Exercise goal: Print the data again, exactly.

Data records for software interfaces
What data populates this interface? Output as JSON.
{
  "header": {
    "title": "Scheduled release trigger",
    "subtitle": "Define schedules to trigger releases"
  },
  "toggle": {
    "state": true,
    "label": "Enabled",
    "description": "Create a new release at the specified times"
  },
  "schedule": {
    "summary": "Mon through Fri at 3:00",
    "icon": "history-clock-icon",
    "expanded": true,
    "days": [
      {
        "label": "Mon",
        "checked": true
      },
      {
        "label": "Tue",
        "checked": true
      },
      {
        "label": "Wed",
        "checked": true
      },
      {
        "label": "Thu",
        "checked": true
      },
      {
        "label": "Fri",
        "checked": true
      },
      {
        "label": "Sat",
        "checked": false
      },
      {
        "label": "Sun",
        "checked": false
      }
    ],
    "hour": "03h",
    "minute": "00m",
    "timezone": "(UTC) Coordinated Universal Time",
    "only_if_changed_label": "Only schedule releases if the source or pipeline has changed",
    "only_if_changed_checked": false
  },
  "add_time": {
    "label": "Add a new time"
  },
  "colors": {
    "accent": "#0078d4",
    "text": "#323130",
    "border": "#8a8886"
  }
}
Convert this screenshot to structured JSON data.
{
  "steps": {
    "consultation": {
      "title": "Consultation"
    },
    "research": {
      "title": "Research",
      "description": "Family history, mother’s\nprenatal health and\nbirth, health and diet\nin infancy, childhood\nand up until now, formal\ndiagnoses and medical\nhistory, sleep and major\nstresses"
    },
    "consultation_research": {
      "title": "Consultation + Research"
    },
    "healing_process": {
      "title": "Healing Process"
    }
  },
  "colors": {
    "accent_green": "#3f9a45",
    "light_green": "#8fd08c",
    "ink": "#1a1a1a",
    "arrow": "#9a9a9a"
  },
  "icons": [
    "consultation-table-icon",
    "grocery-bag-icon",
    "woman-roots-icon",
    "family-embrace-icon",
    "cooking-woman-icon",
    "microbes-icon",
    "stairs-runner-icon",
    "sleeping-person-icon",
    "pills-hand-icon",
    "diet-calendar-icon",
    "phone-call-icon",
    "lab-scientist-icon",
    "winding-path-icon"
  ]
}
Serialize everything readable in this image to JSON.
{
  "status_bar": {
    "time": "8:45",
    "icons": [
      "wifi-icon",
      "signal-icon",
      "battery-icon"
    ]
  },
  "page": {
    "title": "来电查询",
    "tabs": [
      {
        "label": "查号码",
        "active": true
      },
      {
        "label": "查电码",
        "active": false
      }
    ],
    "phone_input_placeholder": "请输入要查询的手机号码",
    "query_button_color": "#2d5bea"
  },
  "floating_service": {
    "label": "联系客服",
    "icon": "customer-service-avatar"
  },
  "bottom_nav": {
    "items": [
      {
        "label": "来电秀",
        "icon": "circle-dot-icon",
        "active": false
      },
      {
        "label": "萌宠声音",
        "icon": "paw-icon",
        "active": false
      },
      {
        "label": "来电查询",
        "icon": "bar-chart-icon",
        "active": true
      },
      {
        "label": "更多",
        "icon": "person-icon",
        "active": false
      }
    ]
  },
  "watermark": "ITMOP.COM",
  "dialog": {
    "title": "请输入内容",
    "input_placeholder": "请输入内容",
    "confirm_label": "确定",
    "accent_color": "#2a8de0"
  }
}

Answer to the problem:
What data populates this interface? Output as JSON.
{
  "header": {
    "title": "Scheduled release trigger",
    "subtitle": "Define schedules to trigger releases"
  },
  "toggle": {
    "state": true,
    "label": "Enabled",
    "description": "Create a new release at the specified times"
  },
  "schedule": {
    "summary": "Mon through Fri at 3:00",
    "icon": "history-clock-icon",
    "expanded": true,
    "days": [
      {
        "label": "Mon",
        "checked": true
      },
      {
        "label": "Tue",
        "checked": true
      },
      {
        "label": "Wed",
        "checked": true
      },
      {
        "label": "Thu",
        "checked": true
      },
      {
        "label": "Fri",
        "checked": true
      },
      {
        "label": "Sat",
        "checked": false
      },
      {
        "label": "Sun",
        "checked": false
      }
    ],
    "hour": "03h",
    "minute": "00m",
    "timezone": "(UTC) Coordinated Universal Time",
    "only_if_changed_label": "Only schedule releases if the source or pipeline has changed",
    "only_if_changed_checked": false
  },
  "add_time": {
    "label": "Add a new time"
  },
  "colors": {
    "accent": "#0078d4",
    "text": "#323130",
    "border": "#8a8886"
  }
}
Convert this screenshot to structured JSON data.
{
  "steps": {
    "consultation": {
      "title": "Consultation"
    },
    "research": {
      "title": "Research",
      "description": "Family history, mother’s\nprenatal health and\nbirth, health and diet\nin infancy, childhood\nand up until now, formal\ndiagnoses and medical\nhistory, sleep and major\nstresses"
    },
    "consultation_research": {
      "title": "Consultation + Research"
    },
    "healing_process": {
      "title": "Healing Process"
    }
  },
  "colors": {
    "accent_green": "#3f9a45",
    "light_green": "#8fd08c",
    "ink": "#1a1a1a",
    "arrow": "#9a9a9a"
  },
  "icons": [
    "consultation-table-icon",
    "grocery-bag-icon",
    "woman-roots-icon",
    "family-embrace-icon",
    "cooking-woman-icon",
    "microbes-icon",
    "stairs-runner-icon",
    "sleeping-person-icon",
    "pills-hand-icon",
    "diet-calendar-icon",
    "phone-call-icon",
    "lab-scientist-icon",
    "winding-path-icon"
  ]
}
Serialize everything readable in this image to JSON.
{
  "status_bar": {
    "time": "8:45",
    "icons": [
      "wifi-icon",
      "signal-icon",
      "battery-icon"
    ]
  },
  "page": {
    "title": "来电查询",
    "tabs": [
      {
        "label": "查号码",
        "active": true
      },
      {
        "label": "查电码",
        "active": false
      }
    ],
    "phone_input_placeholder": "请输入要查询的手机号码",
    "query_button_color": "#2d5bea"
  },
  "floating_service": {
    "label": "联系客服",
    "icon": "customer-service-avatar"
  },
  "bottom_nav": {
    "items": [
      {
        "label": "来电秀",
        "icon": "circle-dot-icon",
        "active": false
      },
      {
        "label": "萌宠声音",
        "icon": "paw-icon",
        "active": false
      },
      {
        "label": "来电查询",
        "icon": "bar-chart-icon",
        "active": true
      },
      {
        "label": "更多",
        "icon": "person-icon",
        "active": false
      }
    ]
  },
  "watermark": "ITMOP.COM",
  "dialog": {
    "title": "请输入内容",
    "input_placeholder": "请输入内容",
    "confirm_label": "确定",
    "accent_color": "#2a8de0"
  }
}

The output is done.